**Task requirements:**
An exact reproduction of all entries is required.

**Dataset rows describing interfaces:**
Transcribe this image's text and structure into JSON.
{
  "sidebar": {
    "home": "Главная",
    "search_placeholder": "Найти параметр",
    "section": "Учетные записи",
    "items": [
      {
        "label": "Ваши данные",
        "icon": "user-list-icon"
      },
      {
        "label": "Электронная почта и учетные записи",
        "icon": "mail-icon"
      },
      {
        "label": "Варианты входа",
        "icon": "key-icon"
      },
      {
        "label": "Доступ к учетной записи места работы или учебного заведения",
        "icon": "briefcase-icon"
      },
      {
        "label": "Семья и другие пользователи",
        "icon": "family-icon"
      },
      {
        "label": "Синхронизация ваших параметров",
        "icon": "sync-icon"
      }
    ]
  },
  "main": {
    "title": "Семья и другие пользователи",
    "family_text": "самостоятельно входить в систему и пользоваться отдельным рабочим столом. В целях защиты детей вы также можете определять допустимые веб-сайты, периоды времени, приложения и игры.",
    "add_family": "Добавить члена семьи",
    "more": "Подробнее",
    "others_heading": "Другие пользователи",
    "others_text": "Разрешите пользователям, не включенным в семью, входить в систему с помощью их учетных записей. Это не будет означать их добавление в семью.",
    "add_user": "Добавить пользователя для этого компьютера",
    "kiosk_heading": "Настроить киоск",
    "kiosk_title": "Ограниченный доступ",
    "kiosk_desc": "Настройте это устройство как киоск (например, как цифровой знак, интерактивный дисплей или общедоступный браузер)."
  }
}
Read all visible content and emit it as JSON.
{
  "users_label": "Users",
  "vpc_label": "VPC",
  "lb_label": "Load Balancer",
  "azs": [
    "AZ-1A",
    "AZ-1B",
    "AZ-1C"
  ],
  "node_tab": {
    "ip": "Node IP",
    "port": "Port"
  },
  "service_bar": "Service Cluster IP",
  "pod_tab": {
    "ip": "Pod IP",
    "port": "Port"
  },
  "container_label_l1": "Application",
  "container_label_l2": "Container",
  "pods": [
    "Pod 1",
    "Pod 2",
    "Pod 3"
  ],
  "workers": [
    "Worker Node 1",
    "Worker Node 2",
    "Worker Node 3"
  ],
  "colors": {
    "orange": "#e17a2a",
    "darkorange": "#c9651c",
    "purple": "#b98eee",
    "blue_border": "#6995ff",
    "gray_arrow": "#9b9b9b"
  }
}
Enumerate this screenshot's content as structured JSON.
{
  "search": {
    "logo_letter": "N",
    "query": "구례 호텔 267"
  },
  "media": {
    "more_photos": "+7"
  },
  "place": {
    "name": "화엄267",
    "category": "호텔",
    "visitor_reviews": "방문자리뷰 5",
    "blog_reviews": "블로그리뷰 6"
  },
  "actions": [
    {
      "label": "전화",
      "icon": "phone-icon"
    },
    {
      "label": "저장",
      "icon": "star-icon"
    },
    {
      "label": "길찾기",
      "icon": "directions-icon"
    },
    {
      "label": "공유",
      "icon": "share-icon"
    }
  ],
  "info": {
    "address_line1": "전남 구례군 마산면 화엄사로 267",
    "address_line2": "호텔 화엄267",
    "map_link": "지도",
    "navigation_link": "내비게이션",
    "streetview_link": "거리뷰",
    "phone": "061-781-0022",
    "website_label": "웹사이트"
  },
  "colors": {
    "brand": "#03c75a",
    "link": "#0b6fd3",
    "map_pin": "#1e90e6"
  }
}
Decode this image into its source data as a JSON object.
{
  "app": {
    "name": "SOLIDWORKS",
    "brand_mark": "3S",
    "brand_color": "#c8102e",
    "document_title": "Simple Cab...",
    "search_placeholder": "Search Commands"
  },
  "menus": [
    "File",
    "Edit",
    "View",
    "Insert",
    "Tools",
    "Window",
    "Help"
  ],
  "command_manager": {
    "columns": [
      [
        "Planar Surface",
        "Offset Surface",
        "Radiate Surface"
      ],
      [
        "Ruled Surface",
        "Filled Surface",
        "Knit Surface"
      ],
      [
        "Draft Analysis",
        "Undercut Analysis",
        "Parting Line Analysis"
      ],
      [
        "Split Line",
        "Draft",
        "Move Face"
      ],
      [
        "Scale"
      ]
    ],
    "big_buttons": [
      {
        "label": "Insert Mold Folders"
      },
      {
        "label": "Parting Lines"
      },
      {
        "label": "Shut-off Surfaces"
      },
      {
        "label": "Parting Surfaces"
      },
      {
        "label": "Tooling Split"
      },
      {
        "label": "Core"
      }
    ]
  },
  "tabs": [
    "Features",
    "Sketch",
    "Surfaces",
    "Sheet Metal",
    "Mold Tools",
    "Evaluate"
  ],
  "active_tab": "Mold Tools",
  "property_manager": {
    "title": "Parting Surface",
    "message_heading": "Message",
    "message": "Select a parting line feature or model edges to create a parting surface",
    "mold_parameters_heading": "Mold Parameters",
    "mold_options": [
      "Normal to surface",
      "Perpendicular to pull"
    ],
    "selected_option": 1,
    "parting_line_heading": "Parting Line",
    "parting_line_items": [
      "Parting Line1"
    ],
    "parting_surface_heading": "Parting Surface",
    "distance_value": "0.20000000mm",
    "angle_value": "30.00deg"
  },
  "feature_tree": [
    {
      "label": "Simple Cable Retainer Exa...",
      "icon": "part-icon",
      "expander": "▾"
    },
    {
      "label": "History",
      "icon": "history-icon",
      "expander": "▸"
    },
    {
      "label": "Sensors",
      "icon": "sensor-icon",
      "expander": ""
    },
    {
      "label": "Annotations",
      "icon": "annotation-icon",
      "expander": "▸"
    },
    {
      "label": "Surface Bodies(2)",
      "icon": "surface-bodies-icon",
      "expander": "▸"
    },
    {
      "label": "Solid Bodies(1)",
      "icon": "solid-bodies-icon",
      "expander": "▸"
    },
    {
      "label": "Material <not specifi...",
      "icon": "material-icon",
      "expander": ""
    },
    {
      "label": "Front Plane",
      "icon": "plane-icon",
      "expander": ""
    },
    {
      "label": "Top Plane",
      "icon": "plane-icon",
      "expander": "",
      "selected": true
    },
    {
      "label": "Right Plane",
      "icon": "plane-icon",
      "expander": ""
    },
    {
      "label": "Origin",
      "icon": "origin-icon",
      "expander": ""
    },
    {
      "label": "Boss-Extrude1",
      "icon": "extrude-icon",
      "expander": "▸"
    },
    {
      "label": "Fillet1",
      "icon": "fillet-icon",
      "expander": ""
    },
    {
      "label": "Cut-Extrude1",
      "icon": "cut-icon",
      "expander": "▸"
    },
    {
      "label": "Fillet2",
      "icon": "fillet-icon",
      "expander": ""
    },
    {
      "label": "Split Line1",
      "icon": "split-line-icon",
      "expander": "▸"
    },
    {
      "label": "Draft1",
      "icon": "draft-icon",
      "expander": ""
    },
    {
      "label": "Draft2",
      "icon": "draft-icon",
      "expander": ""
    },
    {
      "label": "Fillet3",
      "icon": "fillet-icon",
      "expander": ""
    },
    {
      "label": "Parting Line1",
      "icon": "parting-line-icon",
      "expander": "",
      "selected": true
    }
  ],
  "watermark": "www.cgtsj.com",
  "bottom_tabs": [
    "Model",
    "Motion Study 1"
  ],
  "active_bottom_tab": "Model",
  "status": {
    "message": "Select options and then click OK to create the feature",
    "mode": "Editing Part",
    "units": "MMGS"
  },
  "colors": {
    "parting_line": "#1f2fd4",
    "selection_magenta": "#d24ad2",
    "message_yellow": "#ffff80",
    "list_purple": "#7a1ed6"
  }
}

**Your solution:**
Transcribe this image's text and structure into JSON.
{
  "sidebar": {
    "home": "Главная",
    "search_placeholder": "Найти параметр",
    "section": "Учетные записи",
    "items": [
      {
        "label": "Ваши данные",
        "icon": "user-list-icon"
      },
      {
        "label": "Электронная почта и учетные записи",
        "icon": "mail-icon"
      },
      {
        "label": "Варианты входа",
        "icon": "key-icon"
      },
      {
        "label": "Доступ к учетной записи места работы или учебного заведения",
        "icon": "briefcase-icon"
      },
      {
        "label": "Семья и другие пользователи",
        "icon": "family-icon"
      },
      {
        "label": "Синхронизация ваших параметров",
        "icon": "sync-icon"
      }
    ]
  },
  "main": {
    "title": "Семья и другие пользователи",
    "family_text": "самостоятельно входить в систему и пользоваться отдельным рабочим столом. В целях защиты детей вы также можете определять допустимые веб-сайты, периоды времени, приложения и игры.",
    "add_family": "Добавить члена семьи",
    "more": "Подробнее",
    "others_heading": "Другие пользователи",
    "others_text": "Разрешите пользователям, не включенным в семью, входить в систему с помощью их учетных записей. Это не будет означать их добавление в семью.",
    "add_user": "Добавить пользователя для этого компьютера",
    "kiosk_heading": "Настроить киоск",
    "kiosk_title": "Ограниченный доступ",
    "kiosk_desc": "Настройте это устройство как киоск (например, как цифровой знак, интерактивный дисплей или общедоступный браузер)."
  }
}
Read all visible content and emit it as JSON.
{
  "users_label": "Users",
  "vpc_label": "VPC",
  "lb_label": "Load Balancer",
  "azs": [
    "AZ-1A",
    "AZ-1B",
    "AZ-1C"
  ],
  "node_tab": {
    "ip": "Node IP",
    "port": "Port"
  },
  "service_bar": "Service Cluster IP",
  "pod_tab": {
    "ip": "Pod IP",
    "port": "Port"
  },
  "container_label_l1": "Application",
  "container_label_l2": "Container",
  "pods": [
    "Pod 1",
    "Pod 2",
    "Pod 3"
  ],
  "workers": [
    "Worker Node 1",
    "Worker Node 2",
    "Worker Node 3"
  ],
  "colors": {
    "orange": "#e17a2a",
    "darkorange": "#c9651c",
    "purple": "#b98eee",
    "blue_border": "#6995ff",
    "gray_arrow": "#9b9b9b"
  }
}
Enumerate this screenshot's content as structured JSON.
{
  "search": {
    "logo_letter": "N",
    "query": "구례 호텔 267"
  },
  "media": {
    "more_photos": "+7"
  },
  "place": {
    "name": "화엄267",
    "category": "호텔",
    "visitor_reviews": "방문자리뷰 5",
    "blog_reviews": "블로그리뷰 6"
  },
  "actions": [
    {
      "label": "전화",
      "icon": "phone-icon"
    },
    {
      "label": "저장",
      "icon": "star-icon"
    },
    {
      "label": "길찾기",
      "icon": "directions-icon"
    },
    {
      "label": "공유",
      "icon": "share-icon"
    }
  ],
  "info": {
    "address_line1": "전남 구례군 마산면 화엄사로 267",
    "address_line2": "호텔 화엄267",
    "map_link": "지도",
    "navigation_link": "내비게이션",
    "streetview_link": "거리뷰",
    "phone": "061-781-0022",
    "website_label": "웹사이트"
  },
  "colors": {
    "brand": "#03c75a",
    "link": "#0b6fd3",
    "map_pin": "#1e90e6"
  }
}
Decode this image into its source data as a JSON object.
{
  "app": {
    "name": "SOLIDWORKS",
    "brand_mark": "3S",
    "brand_color": "#c8102e",
    "document_title": "Simple Cab...",
    "search_placeholder": "Search Commands"
  },
  "menus": [
    "File",
    "Edit",
    "View",
    "Insert",
    "Tools",
    "Window",
    "Help"
  ],
  "command_manager": {
    "columns": [
      [
        "Planar Surface",
        "Offset Surface",
        "Radiate Surface"
      ],
      [
        "Ruled Surface",
        "Filled Surface",
        "Knit Surface"
      ],
      [
        "Draft Analysis",
        "Undercut Analysis",
        "Parting Line Analysis"
      ],
      [
        "Split Line",
        "Draft",
        "Move Face"
      ],
      [
        "Scale"
      ]
    ],
    "big_buttons": [
      {
        "label": "Insert Mold Folders"
      },
      {
        "label": "Parting Lines"
      },
      {
        "label": "Shut-off Surfaces"
      },
      {
        "label": "Parting Surfaces"
      },
      {
        "label": "Tooling Split"
      },
      {
        "label": "Core"
      }
    ]
  },
  "tabs": [
    "Features",
    "Sketch",
    "Surfaces",
    "Sheet Metal",
    "Mold Tools",
    "Evaluate"
  ],
  "active_tab": "Mold Tools",
  "property_manager": {
    "title": "Parting Surface",
    "message_heading": "Message",
    "message": "Select a parting line feature or model edges to create a parting surface",
    "mold_parameters_heading": "Mold Parameters",
    "mold_options": [
      "Normal to surface",
      "Perpendicular to pull"
    ],
    "selected_option": 1,
    "parting_line_heading": "Parting Line",
    "parting_line_items": [
      "Parting Line1"
    ],
    "parting_surface_heading": "Parting Surface",
    "distance_value": "0.20000000mm",
    "angle_value": "30.00deg"
  },
  "feature_tree": [
    {
      "label": "Simple Cable Retainer Exa...",
      "icon": "part-icon",
      "expander": "▾"
    },
    {
      "label": "History",
      "icon": "history-icon",
      "expander": "▸"
    },
    {
      "label": "Sensors",
      "icon": "sensor-icon",
      "expander": ""
    },
    {
      "label": "Annotations",
      "icon": "annotation-icon",
      "expander": "▸"
    },
    {
      "label": "Surface Bodies(2)",
      "icon": "surface-bodies-icon",
      "expander": "▸"
    },
    {
      "label": "Solid Bodies(1)",
      "icon": "solid-bodies-icon",
      "expander": "▸"
    },
    {
      "label": "Material <not specifi...",
      "icon": "material-icon",
      "expander": ""
    },
    {
      "label": "Front Plane",
      "icon": "plane-icon",
      "expander": ""
    },
    {
      "label": "Top Plane",
      "icon": "plane-icon",
      "expander": "",
      "selected": true
    },
    {
      "label": "Right Plane",
      "icon": "plane-icon",
      "expander": ""
    },
    {
      "label": "Origin",
      "icon": "origin-icon",
      "expander": ""
    },
    {
      "label": "Boss-Extrude1",
      "icon": "extrude-icon",
      "expander": "▸"
    },
    {
      "label": "Fillet1",
      "icon": "fillet-icon",
      "expander": ""
    },
    {
      "label": "Cut-Extrude1",
      "icon": "cut-icon",
      "expander": "▸"
    },
    {
      "label": "Fillet2",
      "icon": "fillet-icon",
      "expander": ""
    },
    {
      "label": "Split Line1",
      "icon": "split-line-icon",
      "expander": "▸"
    },
    {
      "label": "Draft1",
      "icon": "draft-icon",
      "expander": ""
    },
    {
      "label": "Draft2",
      "icon": "draft-icon",
      "expander": ""
    },
    {
      "label": "Fillet3",
      "icon": "fillet-icon",
      "expander": ""
    },
    {
      "label": "Parting Line1",
      "icon": "parting-line-icon",
      "expander": "",
      "selected": true
    }
  ],
  "watermark": "www.cgtsj.com",
  "bottom_tabs": [
    "Model",
    "Motion Study 1"
  ],
  "active_bottom_tab": "Model",
  "status": {
    "message": "Select options and then click OK to create the feature",
    "mode": "Editing Part",
    "units": "MMGS"
  },
  "colors": {
    "parting_line": "#1f2fd4",
    "selection_magenta": "#d24ad2",
    "message_yellow": "#ffff80",
    "list_purple": "#7a1ed6"
  }
}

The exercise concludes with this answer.